I have done some research and tried to determine who the math teacher was. My best guess is Paul Parker, shown here in the 1953 Gator yearbook. No offense intended, but he seems like the kind of fellow who wouldn't hesitate application of paddle to rear end if he thought it was necessary.  

Also note Mrs. Gladys Pierce, long-time librarian in SLISD and FBISD. I remember Mrs. Pierce from my days at Dulles High School in the 1960s.

This is trivia item that caught my eye in a 1919 issue of the Texas Commercial News printed in Sugar Land. The article points out that 'gunnite' was invented during WWI. (Gunnite is/was the material whose wide-spread use was construction of home swimming pools.) I had no idea it was created that far back.

Here is a transcript of the article.
"Cement Guns" Are of Great Value in Quick Construction
The use of guns for construction rather than destruction is a recent development in building that helped materially in creating the structures that went up so rapidly during the war. These weapons of peace are the "cement guns" that shoot stucco with great speed and volume against steel or timber framework covered with wire network. The cement, appropriately called "gunnite," sticks to all framework, hardens, and a new wall comes into being. In the building of the army warehouses at Norfolk, Va., a "battery" of twelve or more cement guns bombarded the framework of the growing walls. As a matter of fact, however, it is questionable, except for the war, whether it would have occurred to anybody to name the new engine of construction a "gun." The apparatus is much more like a hose squirting a semi-liquid fluid mixture, and the terminology of the method would probably have related itself to the fire department, says the Christian Science Monitor. Under its operation a wall goes up almost as rapidly as a fire goes out.

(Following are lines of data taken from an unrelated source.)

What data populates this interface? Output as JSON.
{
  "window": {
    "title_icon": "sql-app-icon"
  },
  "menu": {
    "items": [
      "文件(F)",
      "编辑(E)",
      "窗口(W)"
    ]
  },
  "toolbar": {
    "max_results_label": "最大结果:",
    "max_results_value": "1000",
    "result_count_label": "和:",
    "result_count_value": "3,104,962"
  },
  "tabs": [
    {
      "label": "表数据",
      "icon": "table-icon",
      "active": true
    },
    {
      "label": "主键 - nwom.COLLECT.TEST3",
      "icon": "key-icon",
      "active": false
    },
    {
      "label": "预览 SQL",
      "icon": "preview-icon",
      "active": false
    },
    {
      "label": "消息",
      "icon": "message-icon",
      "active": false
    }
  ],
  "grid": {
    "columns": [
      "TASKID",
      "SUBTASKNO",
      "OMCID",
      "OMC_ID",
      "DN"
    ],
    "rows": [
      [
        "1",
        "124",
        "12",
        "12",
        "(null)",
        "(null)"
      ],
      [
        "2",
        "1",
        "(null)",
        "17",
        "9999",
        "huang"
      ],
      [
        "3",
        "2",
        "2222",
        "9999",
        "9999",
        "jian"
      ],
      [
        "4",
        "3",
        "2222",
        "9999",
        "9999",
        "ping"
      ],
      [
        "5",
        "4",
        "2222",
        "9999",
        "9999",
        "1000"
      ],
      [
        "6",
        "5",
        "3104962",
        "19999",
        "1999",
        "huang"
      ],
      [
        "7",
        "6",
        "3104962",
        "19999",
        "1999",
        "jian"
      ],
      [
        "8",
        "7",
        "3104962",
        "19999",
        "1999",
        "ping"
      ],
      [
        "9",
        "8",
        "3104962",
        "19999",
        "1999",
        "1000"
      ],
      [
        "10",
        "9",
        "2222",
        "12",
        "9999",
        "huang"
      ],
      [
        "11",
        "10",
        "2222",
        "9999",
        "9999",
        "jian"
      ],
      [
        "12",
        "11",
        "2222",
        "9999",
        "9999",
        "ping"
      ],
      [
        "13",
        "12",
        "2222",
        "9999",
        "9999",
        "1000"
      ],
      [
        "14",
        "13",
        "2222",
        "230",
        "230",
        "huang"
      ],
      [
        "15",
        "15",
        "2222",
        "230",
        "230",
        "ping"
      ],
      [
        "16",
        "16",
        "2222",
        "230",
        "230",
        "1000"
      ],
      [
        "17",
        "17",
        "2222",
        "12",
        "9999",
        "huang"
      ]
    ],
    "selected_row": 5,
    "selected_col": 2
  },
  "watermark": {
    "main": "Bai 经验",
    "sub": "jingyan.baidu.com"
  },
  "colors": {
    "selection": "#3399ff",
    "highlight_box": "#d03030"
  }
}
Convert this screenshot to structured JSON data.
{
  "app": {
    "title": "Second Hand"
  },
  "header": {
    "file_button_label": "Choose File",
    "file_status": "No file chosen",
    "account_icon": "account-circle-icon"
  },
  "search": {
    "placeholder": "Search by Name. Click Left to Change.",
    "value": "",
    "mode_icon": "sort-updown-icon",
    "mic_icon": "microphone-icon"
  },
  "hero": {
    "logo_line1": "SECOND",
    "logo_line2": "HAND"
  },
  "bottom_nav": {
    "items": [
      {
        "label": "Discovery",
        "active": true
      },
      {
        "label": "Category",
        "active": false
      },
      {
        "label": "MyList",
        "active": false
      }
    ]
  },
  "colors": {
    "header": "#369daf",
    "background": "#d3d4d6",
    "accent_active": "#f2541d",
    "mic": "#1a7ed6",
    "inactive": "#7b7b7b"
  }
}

Two final items from 1919.  A September issue of the Texas Commercial News contained an article indicating the roads around Sugar Land in those days turned into impassable mud bogs.  The same issue also said that the new project to build a power plant and electrify the town was well underway.  The power plant referred to in the article was the structure between Oyster Creek and Main St. across from the water tower.  The building was razed last year.

Here are transcripts of the articles to save you from straining your eyes.
Got Stuck In The Mud
W. T. Eldridge, Jr. and family, accompanied by Miss Ivy Eldridge, Mr. and Mrs. Stanley Blum, Paul Richardson and Herbert Kempner of Galveston motored to Sugar Land from Galveston Sunday night. The trip was delightful till the car got stuck in the mud this side of Stafford where the party got out and went off for a team to pull them out.
Town Wiring And Building On Power Plant Progresses

Work on the big power plant is progressing rapidly now. Material is being unloaded in large quantities at the site. A pile driver has been erected and the foundation will soon be going in. Big poles are being set over town and new wiring installed. The system is to be much larger in all respects than the present equipment which the town as entirely out grown.